___ MATERIAL FOR THIS TASK

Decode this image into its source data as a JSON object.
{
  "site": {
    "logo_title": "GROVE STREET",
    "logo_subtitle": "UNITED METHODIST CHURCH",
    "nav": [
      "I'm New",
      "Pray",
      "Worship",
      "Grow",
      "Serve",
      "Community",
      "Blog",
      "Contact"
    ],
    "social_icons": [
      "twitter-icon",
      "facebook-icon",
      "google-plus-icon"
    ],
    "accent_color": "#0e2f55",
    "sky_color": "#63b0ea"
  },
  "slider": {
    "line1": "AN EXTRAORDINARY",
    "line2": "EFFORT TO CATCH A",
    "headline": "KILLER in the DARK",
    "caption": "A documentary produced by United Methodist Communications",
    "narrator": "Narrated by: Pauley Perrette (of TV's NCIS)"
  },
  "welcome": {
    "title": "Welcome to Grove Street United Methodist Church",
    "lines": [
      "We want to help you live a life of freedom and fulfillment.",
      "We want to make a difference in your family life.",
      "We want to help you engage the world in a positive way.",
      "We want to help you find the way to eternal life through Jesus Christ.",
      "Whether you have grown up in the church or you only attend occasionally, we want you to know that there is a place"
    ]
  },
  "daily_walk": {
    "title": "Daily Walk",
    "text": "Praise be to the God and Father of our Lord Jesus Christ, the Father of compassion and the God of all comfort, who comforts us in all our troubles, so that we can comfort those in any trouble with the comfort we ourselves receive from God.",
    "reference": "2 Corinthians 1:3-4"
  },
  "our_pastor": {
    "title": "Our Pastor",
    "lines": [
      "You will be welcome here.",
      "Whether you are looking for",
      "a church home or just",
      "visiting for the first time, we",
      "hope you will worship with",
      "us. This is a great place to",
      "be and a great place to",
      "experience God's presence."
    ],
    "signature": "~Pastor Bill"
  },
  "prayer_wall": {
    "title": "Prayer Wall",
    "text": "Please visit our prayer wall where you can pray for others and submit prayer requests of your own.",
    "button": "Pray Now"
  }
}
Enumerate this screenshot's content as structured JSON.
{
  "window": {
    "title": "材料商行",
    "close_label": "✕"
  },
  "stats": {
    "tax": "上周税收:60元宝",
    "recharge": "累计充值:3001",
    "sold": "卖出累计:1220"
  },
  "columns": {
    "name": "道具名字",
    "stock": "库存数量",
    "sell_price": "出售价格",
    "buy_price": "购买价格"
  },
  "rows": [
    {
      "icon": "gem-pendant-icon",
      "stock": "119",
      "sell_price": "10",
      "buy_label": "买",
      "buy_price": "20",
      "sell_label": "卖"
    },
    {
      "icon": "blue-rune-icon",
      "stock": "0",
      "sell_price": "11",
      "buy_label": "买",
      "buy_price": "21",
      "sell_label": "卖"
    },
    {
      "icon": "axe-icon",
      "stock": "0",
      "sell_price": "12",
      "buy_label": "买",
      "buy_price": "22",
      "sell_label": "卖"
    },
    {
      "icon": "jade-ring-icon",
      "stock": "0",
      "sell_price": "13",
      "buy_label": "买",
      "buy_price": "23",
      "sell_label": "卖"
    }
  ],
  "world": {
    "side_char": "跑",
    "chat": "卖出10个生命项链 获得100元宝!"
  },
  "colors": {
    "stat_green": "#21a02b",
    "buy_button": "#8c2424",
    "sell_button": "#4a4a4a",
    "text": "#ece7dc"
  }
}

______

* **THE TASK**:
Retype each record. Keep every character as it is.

* **ANSWER SECTION**:
Decode this image into its source data as a JSON object.
{
  "site": {
    "logo_title": "GROVE STREET",
    "logo_subtitle": "UNITED METHODIST CHURCH",
    "nav": [
      "I'm New",
      "Pray",
      "Worship",
      "Grow",
      "Serve",
      "Community",
      "Blog",
      "Contact"
    ],
    "social_icons": [
      "twitter-icon",
      "facebook-icon",
      "google-plus-icon"
    ],
    "accent_color": "#0e2f55",
    "sky_color": "#63b0ea"
  },
  "slider": {
    "line1": "AN EXTRAORDINARY",
    "line2": "EFFORT TO CATCH A",
    "headline": "KILLER in the DARK",
    "caption": "A documentary produced by United Methodist Communications",
    "narrator": "Narrated by: Pauley Perrette (of TV's NCIS)"
  },
  "welcome": {
    "title": "Welcome to Grove Street United Methodist Church",
    "lines": [
      "We want to help you live a life of freedom and fulfillment.",
      "We want to make a difference in your family life.",
      "We want to help you engage the world in a positive way.",
      "We want to help you find the way to eternal life through Jesus Christ.",
      "Whether you have grown up in the church or you only attend occasionally, we want you to know that there is a place"
    ]
  },
  "daily_walk": {
    "title": "Daily Walk",
    "text": "Praise be to the God and Father of our Lord Jesus Christ, the Father of compassion and the God of all comfort, who comforts us in all our troubles, so that we can comfort those in any trouble with the comfort we ourselves receive from God.",
    "reference": "2 Corinthians 1:3-4"
  },
  "our_pastor": {
    "title": "Our Pastor",
    "lines": [
      "You will be welcome here.",
      "Whether you are looking for",
      "a church home or just",
      "visiting for the first time, we",
      "hope you will worship with",
      "us. This is a great place to",
      "be and a great place to",
      "experience God's presence."
    ],
    "signature": "~Pastor Bill"
  },
  "prayer_wall": {
    "title": "Prayer Wall",
    "text": "Please visit our prayer wall where you can pray for others and submit prayer requests of your own.",
    "button": "Pray Now"
  }
}
Enumerate this screenshot's content as structured JSON.
{
  "window": {
    "title": "材料商行",
    "close_label": "✕"
  },
  "stats": {
    "tax": "上周税收:60元宝",
    "recharge": "累计充值:3001",
    "sold": "卖出累计:1220"
  },
  "columns": {
    "name": "道具名字",
    "stock": "库存数量",
    "sell_price": "出售价格",
    "buy_price": "购买价格"
  },
  "rows": [
    {
      "icon": "gem-pendant-icon",
      "stock": "119",
      "sell_price": "10",
      "buy_label": "买",
      "buy_price": "20",
      "sell_label": "卖"
    },
    {
      "icon": "blue-rune-icon",
      "stock": "0",
      "sell_price": "11",
      "buy_label": "买",
      "buy_price": "21",
      "sell_label": "卖"
    },
    {
      "icon": "axe-icon",
      "stock": "0",
      "sell_price": "12",
      "buy_label": "买",
      "buy_price": "22",
      "sell_label": "卖"
    },
    {
      "icon": "jade-ring-icon",
      "stock": "0",
      "sell_price": "13",
      "buy_label": "买",
      "buy_price": "23",
      "sell_label": "卖"
    }
  ],
  "world": {
    "side_char": "跑",
    "chat": "卖出10个生命项链 获得100元宝!"
  },
  "colors": {
    "stat_green": "#21a02b",
    "buy_button": "#8c2424",
    "sell_button": "#4a4a4a",
    "text": "#ece7dc"
  }
}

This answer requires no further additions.